Numerous extraction procedures have been used to characterize phosphorus (P) forms bound to iron (Fe) and aluminum (Al) (hydr)oxides in soils and sediments. We propose a simple modification of a widely used P fractionation method that more precisely quantifies P associated with active Fe and Al (hydr)oxides, which are mostly responsible for P binding and its potential release to water.
Materials and methods
We modified the original sequential extraction [H2O, bicarbonate-dithionite (BD), NaOH, HCl] by adding short (10-min) extractions with BD and NaOH prior to the respective original steps. The method was verified using (1) dissolution kinetics of Fe and Al minerals of different crystallinity and (2) liberation of P, Fe, and Al from natural samples of soils, sediments, and settling seston, containing different proportions of amorphous and crystalline Fe and Al (hydr)oxides. Extracted P was analyzed for reactive and non-reactive (mostly organic) P forms.
Results and discussion
Both mineral and organic P forms associated with Fe and Al were almost completely liberated from the samples during the 10-min BD and NaOH extractions, respectively. Prolonged extraction period caused a partial P re-adsorption onto the solid phase in some samples. The 10-min extractions were able to dissolve amorphous Fe and Al (hydr)oxides (ferrihydrite, amorphous AlOOH) and a portion of more crystalline Fe and Al minerals, approximately related to their surface area.
The additional short extraction steps allow a rapid and more precise quantification of P associated with active Al and Fe (hydr)oxides, and better estimate the amounts of these Fe and Al forms in soils and sediments than the original method. Our simple modification of the traditional method thus provides new and useful information for environmental studies focused on potential P mobility across a solid phase-water interface.

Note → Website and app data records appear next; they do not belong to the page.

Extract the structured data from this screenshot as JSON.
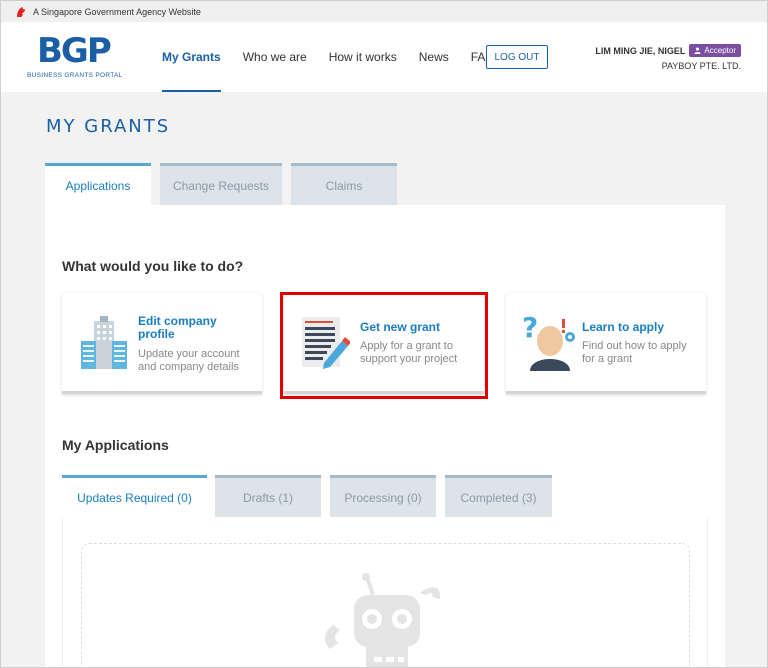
{
  "gov_banner": "A Singapore Government Agency Website",
  "logo": {
    "main": "BGP",
    "sub": "BUSINESS GRANTS PORTAL"
  },
  "nav": [
    {
      "label": "My Grants",
      "active": true
    },
    {
      "label": "Who we are",
      "active": false
    },
    {
      "label": "How it works",
      "active": false
    },
    {
      "label": "News",
      "active": false
    },
    {
      "label": "FAQ",
      "active": false
    }
  ],
  "logout_label": "LOG OUT",
  "user": {
    "name": "LIM MING JIE, NIGEL",
    "role": "Acceptor",
    "company": "PAYBOY PTE. LTD."
  },
  "page_title": "MY GRANTS",
  "tabs": [
    "Applications",
    "Change Requests",
    "Claims"
  ],
  "question": "What would you like to do?",
  "cards": [
    {
      "title": "Edit company profile",
      "desc": "Update your account and company details",
      "icon": "building-icon"
    },
    {
      "title": "Get new grant",
      "desc": "Apply for a grant to support your project",
      "icon": "document-pen-icon"
    },
    {
      "title": "Learn to apply",
      "desc": "Find out how to apply for a grant",
      "icon": "person-question-icon"
    }
  ],
  "my_applications": "My Applications",
  "sub_tabs": [
    "Updates Required (0)",
    "Drafts (1)",
    "Processing (0)",
    "Completed (3)"
  ],
  "colors": {
    "primary": "#1a5fa6",
    "accent": "#1a7dc0",
    "highlight": "#e00000",
    "badge": "#7b4ea3"
  }
}
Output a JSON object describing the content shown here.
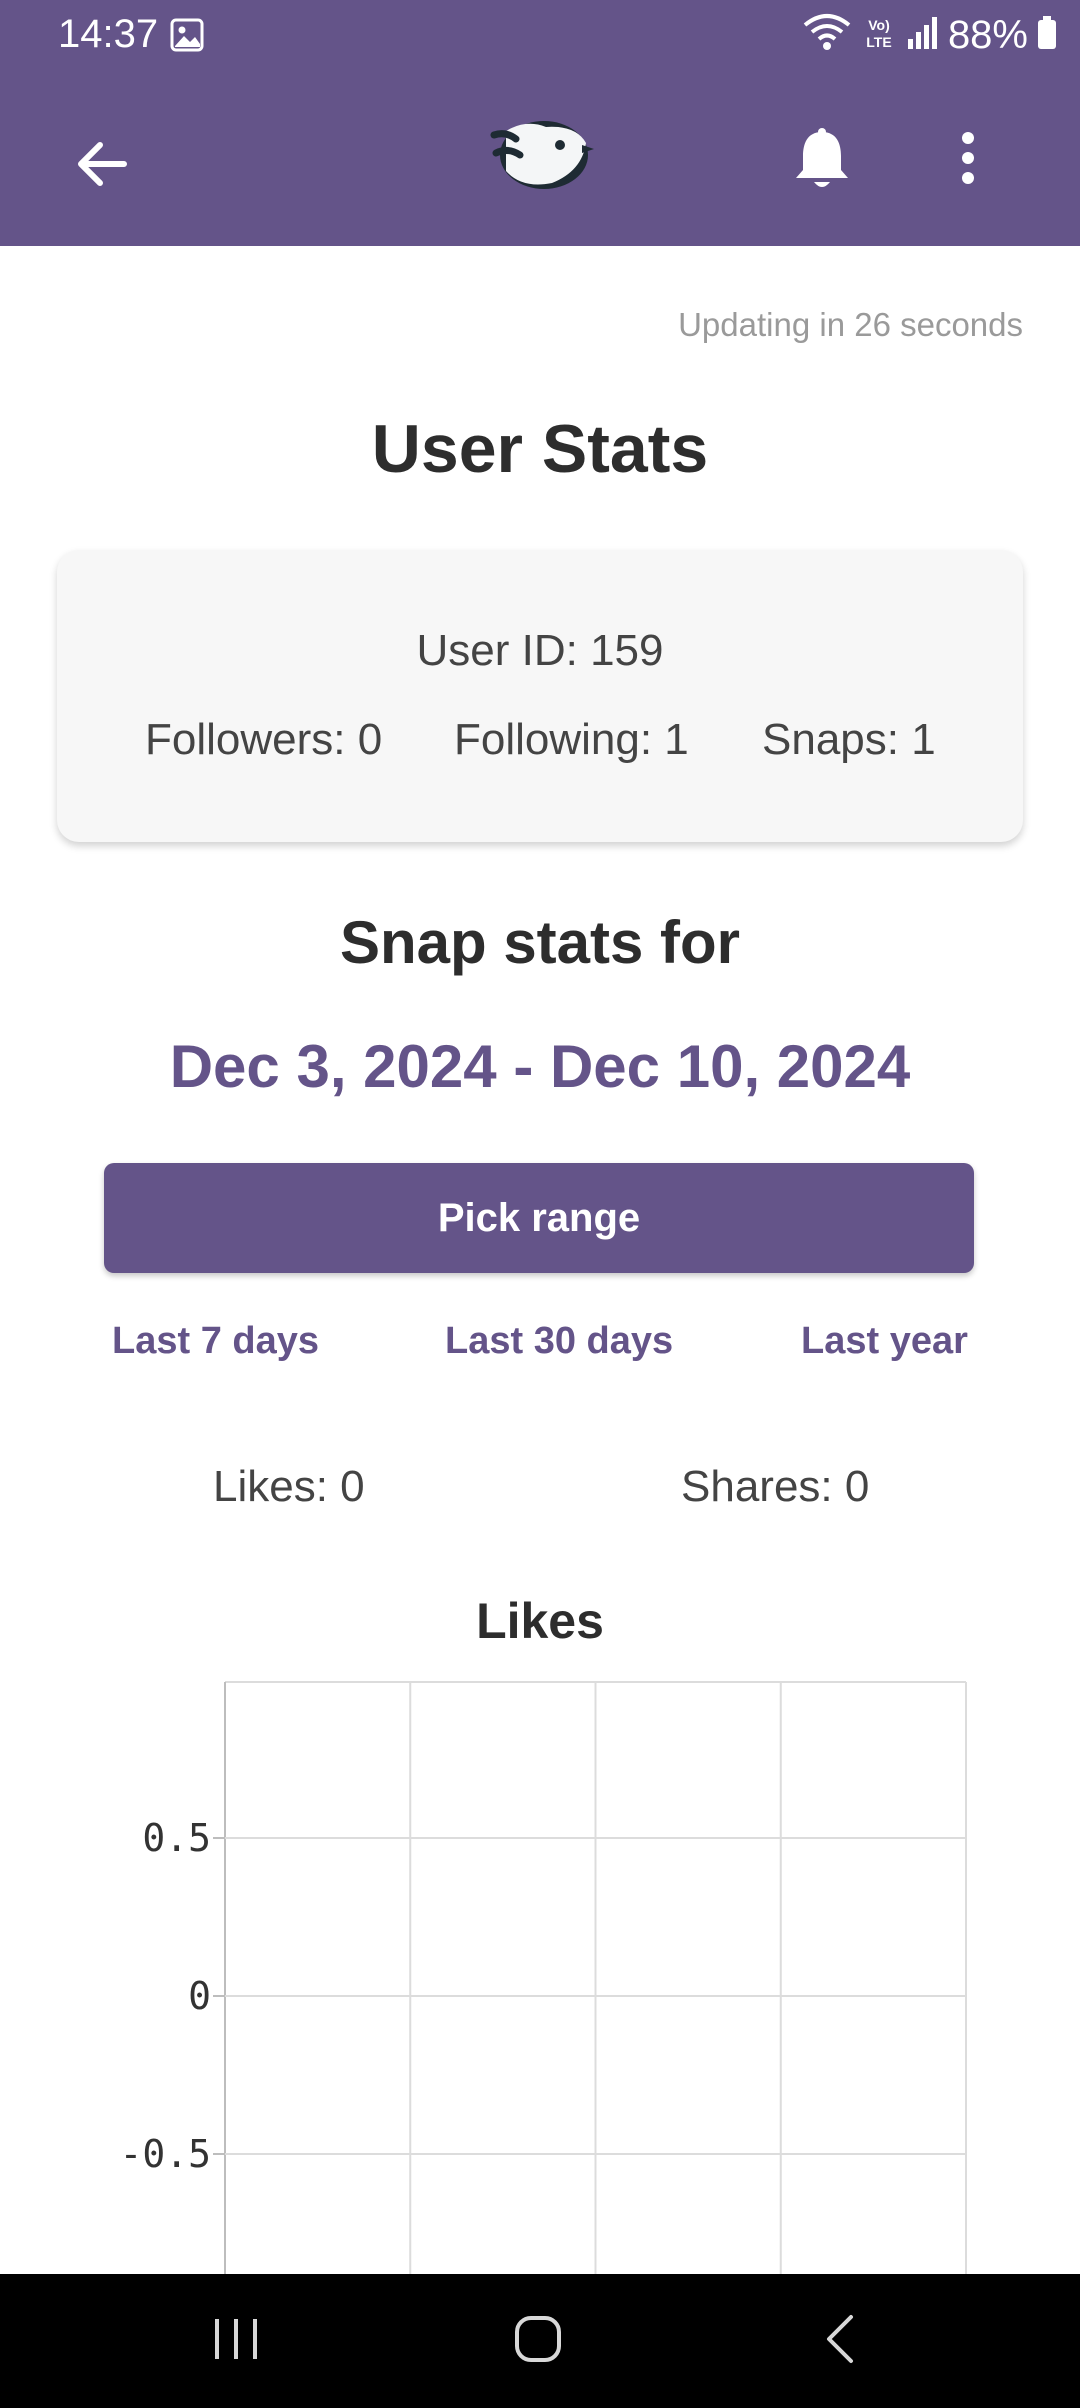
{
  "status_bar": {
    "time": "14:37",
    "battery": "88%",
    "network_label": "VoLTE"
  },
  "app_bar": {
    "background": "#645489",
    "icons": [
      "back-arrow-icon",
      "app-logo-bird",
      "bell-icon",
      "more-vertical-icon"
    ]
  },
  "updating_text": "Updating in 26 seconds",
  "page_title": "User Stats",
  "user_card": {
    "user_id": "User ID: 159",
    "followers": "Followers: 0",
    "following": "Following: 1",
    "snaps": "Snaps: 1"
  },
  "snap_stats": {
    "heading": "Snap stats for",
    "date_range": "Dec 3, 2024 - Dec 10, 2024",
    "pick_range_label": "Pick range",
    "quick_ranges": [
      "Last 7 days",
      "Last 30 days",
      "Last year"
    ],
    "likes": "Likes: 0",
    "shares": "Shares: 0"
  },
  "chart_data": {
    "type": "line",
    "title": "Likes",
    "series": [],
    "x": [],
    "ylim": [
      -1,
      1
    ],
    "yticks": [
      0.5,
      0,
      -0.5
    ],
    "ytick_labels": [
      "0.5",
      "0",
      "-0.5"
    ],
    "grid": true
  },
  "colors": {
    "accent": "#645489",
    "text_dark": "#2d2d2d",
    "text_muted": "#9a9a9a",
    "card_bg": "#f7f7f7"
  }
}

Keywords: aluminium; iron; phosphorus; sediment; sequential fractionation; soil